Artist illustration of New Horizons' flyby of the Pluto system. Image Credit: NASA

New Horizons Spacecraft Detects Surface Features On Pluto

NASA’s Pluto-bound spacecraft has spotted surface features on the dwarf planet for the first time, including a possible polar ice cap.

NASA’s New Horizons spacecraft has returned the most detailed images of Pluto ever taken, revealing for the first time surface features on the dwarf planet and uncovering what may be a ice cap at one of its poles.

New Horizons captured the images from April 12 to 18 at a distance of less than 70 million miles away from the dwarf planet. The images were enhanced using a technique called deconvolution, which sharpens the raw images returned by the space probe.

NASA's New Horizons probe captured this set of images of Pluto from a distance of less than 70 million miles in early to mid-April 2015. Image Credit: NASA / Johns Hopkins University Applied Physics Laboratory / Southwest Research Institute

NASA’s New Horizons probe captured this set of images of Pluto from a distance of less than 70 million miles in early to mid-April 2015. Image Credit: NASA / Johns Hopkins University Applied Physics Laboratory / Southwest Research Institute

The images released on Tuesday show Pluto and its largest moon Charon in greater detail than the best images provided by the Hubble Space Telescope. While blurry, the images offer enough resolution to detect surface features on the dwarf planet for the first time.

“New Horizons scientists interpreted the data to reveal the dwarf planet has broad surface markings – some bright, some dark – including a bright area at one pole that may be a polar cap,” NASA said in a statement.

“As we approach the Pluto system we are starting to see intriguing features such as a bright region near Pluto’s visible pole, starting the great scientific adventure to understand this enigmatic celestial object,” John Grunsfeld, associate administrator for NASA’s Science Mission Directorate said in a statement. “As we get closer, the excitement is building in our quest to unravel the mysteries of Pluto using data from New Horizons.”

The most detailed map of Pluto to date captured by the Hubble Space Telescope. Image Credit: NASA, ESA, and M. Buie (Southwest Research Institute). Animated image created by Curtiss Thompson

The most detailed map of Pluto to date captured by the Hubble Space Telescope. Image Credit: NASA, ESA, and M. Buie (Southwest Research Institute). Animated image created by Curtiss Thompson
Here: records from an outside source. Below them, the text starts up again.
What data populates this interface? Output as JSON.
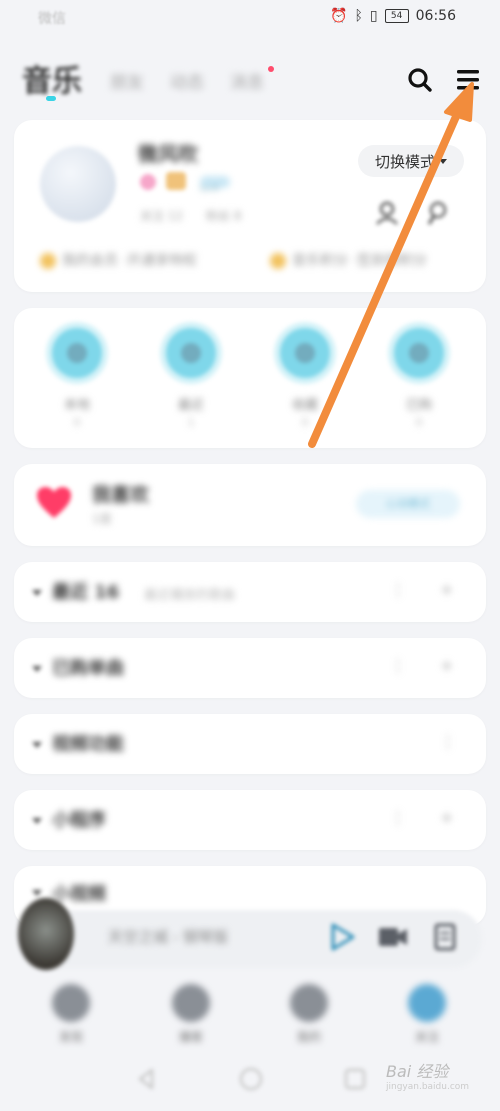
{
  "status_bar": {
    "carrier": "微信",
    "battery": "54",
    "time": "06:56"
  },
  "header": {
    "title": "音乐",
    "tabs": [
      "朋友",
      "动态",
      "消息"
    ],
    "search_icon": "search-icon",
    "menu_icon": "menu-icon"
  },
  "profile": {
    "username": "微风吹",
    "level": "Lv.9",
    "follows": "关注 12",
    "fans": "粉丝 8",
    "mode_button": "切换模式",
    "vip_left": "我的会员 ·开通享特权",
    "vip_right": "音乐积分 ·签到得积分"
  },
  "shortcuts": [
    {
      "label": "本地",
      "count": "0"
    },
    {
      "label": "最近",
      "count": "1"
    },
    {
      "label": "收藏",
      "count": "0"
    },
    {
      "label": "已购",
      "count": "0"
    }
  ],
  "liked": {
    "title": "我喜欢",
    "subtitle": "1首",
    "mode": "心动模式"
  },
  "lists": [
    {
      "title": "最近 16",
      "subtitle": "最近播放的歌曲"
    },
    {
      "title": "已购单曲",
      "subtitle": ""
    },
    {
      "title": "视频功能",
      "subtitle": ""
    },
    {
      "title": "小程序",
      "subtitle": ""
    },
    {
      "title": "小视频",
      "subtitle": ""
    }
  ],
  "player": {
    "text": "天空之城 - 钢琴版"
  },
  "bottom_nav": [
    "发现",
    "播客",
    "我的",
    "关注"
  ],
  "watermark": {
    "brand": "Bai 经验",
    "url": "jingyan.baidu.com"
  },
  "colors": {
    "accent": "#3ad4e6",
    "arrow": "#f28c3c",
    "heart": "#ff3d67"
  }
}
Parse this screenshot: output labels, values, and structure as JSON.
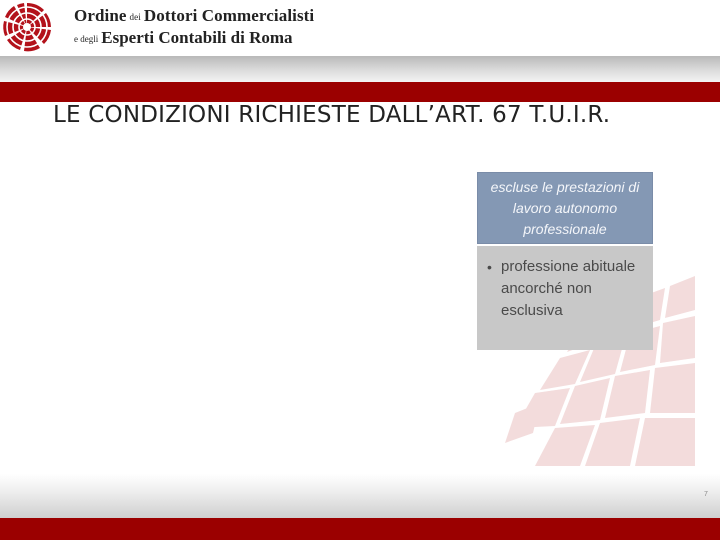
{
  "header": {
    "org_line1_main": "Ordine",
    "org_line1_small": "dei",
    "org_line1_rest": "Dottori Commercialisti",
    "org_line2_small": "e degli",
    "org_line2_rest": "Esperti Contabili di Roma"
  },
  "slide": {
    "title": "LE CONDIZIONI RICHIESTE DALL’ART. 67 T.U.I.R.",
    "box_header": "escluse le prestazioni di lavoro autonomo professionale",
    "bullet_symbol": "•",
    "bullets": [
      "professione abituale ancorché non esclusiva"
    ],
    "page_mark": "7"
  },
  "colors": {
    "brand_red": "#9b0000",
    "box_header_bg": "#8498b4",
    "box_body_bg": "#c8c8c8"
  }
}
Up until today, NASA’s Hubble Space Telescope had produced the most detailed images of the dwarf planet to date, providing enough resolution to discern surface changes, but not enough to make out surface features like craters or mountains.

“We can only imagine what surprises will be revealed when New Horizons passes approximately 7,800 miles (12,500 kilometers) above Pluto’s surface this summer,” said Hal Weaver, the mission’s project scientist at the Johns Hopkins University Applied Physics Laboratory in Laurel, Maryland.

Launched on Jan. 19, 2006, NASA’s New Horizons probe will be the first spacecraft to visit Pluto, providing the first up-close images when it arrives at dwarf planet on July 14, 2015. The probe has traveled farther and longer than any other spacecraft to reach its primary target. New Horizons will also become the second spacecraft in history to visit a dwarf planet, following behind NASA’s Dawn spacecraft which arrived in orbit around Ceres in March.